Whiplash Enquiry Launched
The Transport Committee has launched an inquiry into whiplash claims, following its recent inquiry into the cost of motor insurance.
Committee chair Louise Ellman MP believes it's vitally important for policymakers to understand the reasons for the very high cost of motor insurance, especially for young drivers, and to take steps to bring that cost down.
She said: “Whiplash claims undoubtedly play a part in driving up the cost of motor insurance, but access to justice for injured people must be preserved.
“We want to hear the arguments on these points and will publish a report in the summer about the best way forward on this difficult issue.”
The announcement of yet another inquiry into the insurance industry comes in the wake of new research commissioned by Gocompare.com, which reveals that over 1.7 million (6%) UK motorists would consider making a claim for a personal injury after a road accident, even if they knew they weren’t badly hurt.
The survey of UK motorists, carried out in March 2013 also revealed that:
• 66% feel that people making claims for minor injuries are pushing up the costs of insurance for everyone
• 66% believe that personal injury lawyers should not be allowed to cold call or text people
• 63% said that people should only claim for an injury if it caused them to miss work or directly affected their life
• 6% of motorists would consider making a personal injury claim even if they knew they weren’t badly hurt
• 4% of motorists said that people should do whatever they can to get money out of insurers
However, despite nearly two thirds of motorists feeling that personal injury claims were pushing up the cost of insurance for everyone, almost the same number (63%) still believe it is fine for people to try to get compensation if they have been seriously injured in a road accident which wasn’t their fault.
Scott Kelly, head of motor services at Gocompare.com, said: “Unfortunately, it’s increasingly inevitable that a road accident will be swiftly followed by a claim for some sort of personal injury.
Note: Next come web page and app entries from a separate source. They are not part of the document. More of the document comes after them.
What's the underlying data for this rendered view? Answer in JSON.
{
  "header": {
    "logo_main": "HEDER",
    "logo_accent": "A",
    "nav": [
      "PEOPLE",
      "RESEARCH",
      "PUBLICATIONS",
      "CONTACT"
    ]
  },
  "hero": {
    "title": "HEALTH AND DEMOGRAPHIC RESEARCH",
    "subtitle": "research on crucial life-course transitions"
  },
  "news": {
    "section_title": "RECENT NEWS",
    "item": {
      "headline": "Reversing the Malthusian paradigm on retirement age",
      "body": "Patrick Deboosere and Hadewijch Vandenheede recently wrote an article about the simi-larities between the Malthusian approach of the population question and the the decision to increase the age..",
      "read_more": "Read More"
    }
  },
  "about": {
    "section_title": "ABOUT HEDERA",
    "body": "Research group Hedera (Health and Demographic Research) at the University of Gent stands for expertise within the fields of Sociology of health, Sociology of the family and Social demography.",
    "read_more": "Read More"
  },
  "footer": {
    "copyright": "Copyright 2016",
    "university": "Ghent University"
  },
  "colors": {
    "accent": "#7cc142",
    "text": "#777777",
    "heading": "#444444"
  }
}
And while genuine claims should be encouraged, inflated or false claims, which result in higher premiums for everyone as insurers pass the bill on to all drivers, must be addressed.
“Part of the blame lies with the claims companies which target people by telling them they can make thousands of pounds by claiming for injuries sustained in an accident on the road.
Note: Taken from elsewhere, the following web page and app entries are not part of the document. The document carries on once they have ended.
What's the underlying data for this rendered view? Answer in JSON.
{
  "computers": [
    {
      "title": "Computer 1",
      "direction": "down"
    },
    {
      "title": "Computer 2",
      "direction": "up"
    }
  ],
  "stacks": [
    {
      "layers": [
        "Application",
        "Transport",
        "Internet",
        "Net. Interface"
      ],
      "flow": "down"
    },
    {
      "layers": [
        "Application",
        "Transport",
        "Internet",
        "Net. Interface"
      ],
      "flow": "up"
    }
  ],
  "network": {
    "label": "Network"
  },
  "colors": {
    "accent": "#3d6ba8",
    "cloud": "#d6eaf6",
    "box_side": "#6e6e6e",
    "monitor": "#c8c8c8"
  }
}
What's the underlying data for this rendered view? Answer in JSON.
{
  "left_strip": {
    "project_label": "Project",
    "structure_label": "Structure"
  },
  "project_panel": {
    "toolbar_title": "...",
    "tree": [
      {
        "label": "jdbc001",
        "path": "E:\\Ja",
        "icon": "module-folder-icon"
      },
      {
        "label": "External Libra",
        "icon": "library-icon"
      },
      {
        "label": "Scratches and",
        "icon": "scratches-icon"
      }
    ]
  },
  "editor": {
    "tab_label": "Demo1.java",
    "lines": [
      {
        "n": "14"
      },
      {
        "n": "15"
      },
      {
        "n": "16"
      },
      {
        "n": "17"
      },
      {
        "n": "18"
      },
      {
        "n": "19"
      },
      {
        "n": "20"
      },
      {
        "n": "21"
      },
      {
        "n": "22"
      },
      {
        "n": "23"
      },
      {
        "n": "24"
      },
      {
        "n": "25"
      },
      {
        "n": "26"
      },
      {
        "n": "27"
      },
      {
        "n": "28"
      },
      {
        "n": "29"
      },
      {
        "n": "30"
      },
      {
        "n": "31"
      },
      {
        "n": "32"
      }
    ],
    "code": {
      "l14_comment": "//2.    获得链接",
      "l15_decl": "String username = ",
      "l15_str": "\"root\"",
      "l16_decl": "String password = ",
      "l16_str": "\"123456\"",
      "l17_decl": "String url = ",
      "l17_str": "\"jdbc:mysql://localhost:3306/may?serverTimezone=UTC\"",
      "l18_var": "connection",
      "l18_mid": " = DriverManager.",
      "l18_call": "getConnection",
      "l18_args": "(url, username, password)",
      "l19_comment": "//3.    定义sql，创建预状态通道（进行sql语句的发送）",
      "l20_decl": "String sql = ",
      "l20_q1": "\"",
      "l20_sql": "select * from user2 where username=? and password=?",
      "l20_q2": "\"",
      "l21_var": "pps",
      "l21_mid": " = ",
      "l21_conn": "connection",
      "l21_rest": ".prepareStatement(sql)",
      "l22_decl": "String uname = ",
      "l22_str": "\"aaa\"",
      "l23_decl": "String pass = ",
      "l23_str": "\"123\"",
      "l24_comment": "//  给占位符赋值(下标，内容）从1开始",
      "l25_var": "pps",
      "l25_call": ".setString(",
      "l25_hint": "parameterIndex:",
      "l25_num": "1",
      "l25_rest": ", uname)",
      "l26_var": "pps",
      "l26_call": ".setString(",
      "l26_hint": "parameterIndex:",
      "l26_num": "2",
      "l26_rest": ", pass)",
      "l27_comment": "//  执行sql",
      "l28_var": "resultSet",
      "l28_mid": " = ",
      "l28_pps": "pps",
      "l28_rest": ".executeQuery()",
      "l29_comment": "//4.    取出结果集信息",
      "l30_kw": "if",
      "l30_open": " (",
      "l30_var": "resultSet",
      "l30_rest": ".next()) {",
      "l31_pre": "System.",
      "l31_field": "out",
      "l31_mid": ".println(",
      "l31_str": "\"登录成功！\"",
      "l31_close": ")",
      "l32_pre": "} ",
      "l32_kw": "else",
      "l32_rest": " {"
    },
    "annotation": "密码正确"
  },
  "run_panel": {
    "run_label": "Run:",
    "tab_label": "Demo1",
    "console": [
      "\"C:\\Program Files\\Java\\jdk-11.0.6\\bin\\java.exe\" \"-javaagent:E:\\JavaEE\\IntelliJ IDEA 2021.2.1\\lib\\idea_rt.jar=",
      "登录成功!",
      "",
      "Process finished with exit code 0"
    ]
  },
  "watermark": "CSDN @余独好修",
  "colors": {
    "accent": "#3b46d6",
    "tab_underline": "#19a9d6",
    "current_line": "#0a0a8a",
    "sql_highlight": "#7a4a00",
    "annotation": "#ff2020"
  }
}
“New laws being introduced this April to ban referral fees and the use of incentives by claims management companies will hopefully go some way towards reducing the number of fake and exaggerated personal injury claims being made.
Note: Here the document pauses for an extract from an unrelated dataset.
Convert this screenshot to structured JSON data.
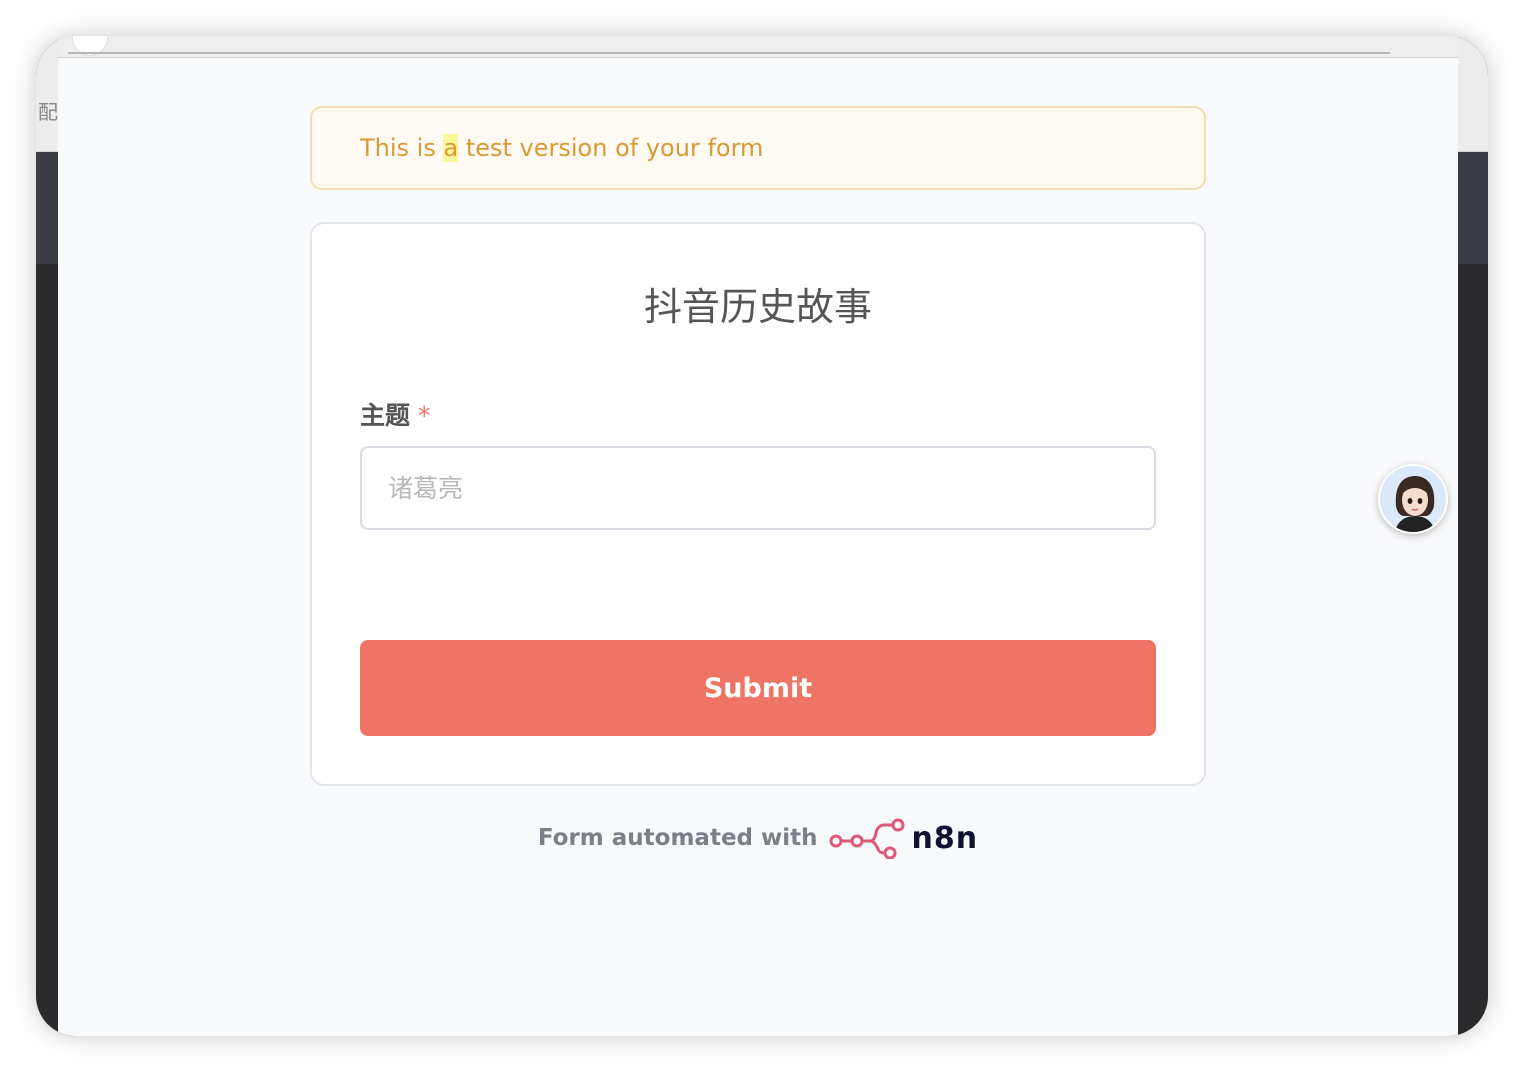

“We hope that Government and industry-led initiatives will result in a more effective way of distinguishing between genuine claimants and have-a-go compensation chasers.
“If insurers are able to make sure they are only paying out for genuine claims, this will hopefully be reflected in all of our car insurance premiums.”
The Transport Committee inquiry wants to hear evidence on a range of issues relating to whiplash, including whether it is correct to say that the costs of whiplash claims add £90 to the average premium and, if so, what proportion of this additional cost is due to exaggerated, misrepresented or fabricated claims.
In addition, it will examine whether the proposals put forward by the Government, in relation to medical evidence of whiplash and incentives to challenge fraudulent or exaggerated claims, are likely to reduce motor insurance premiums and, if so, to what extent.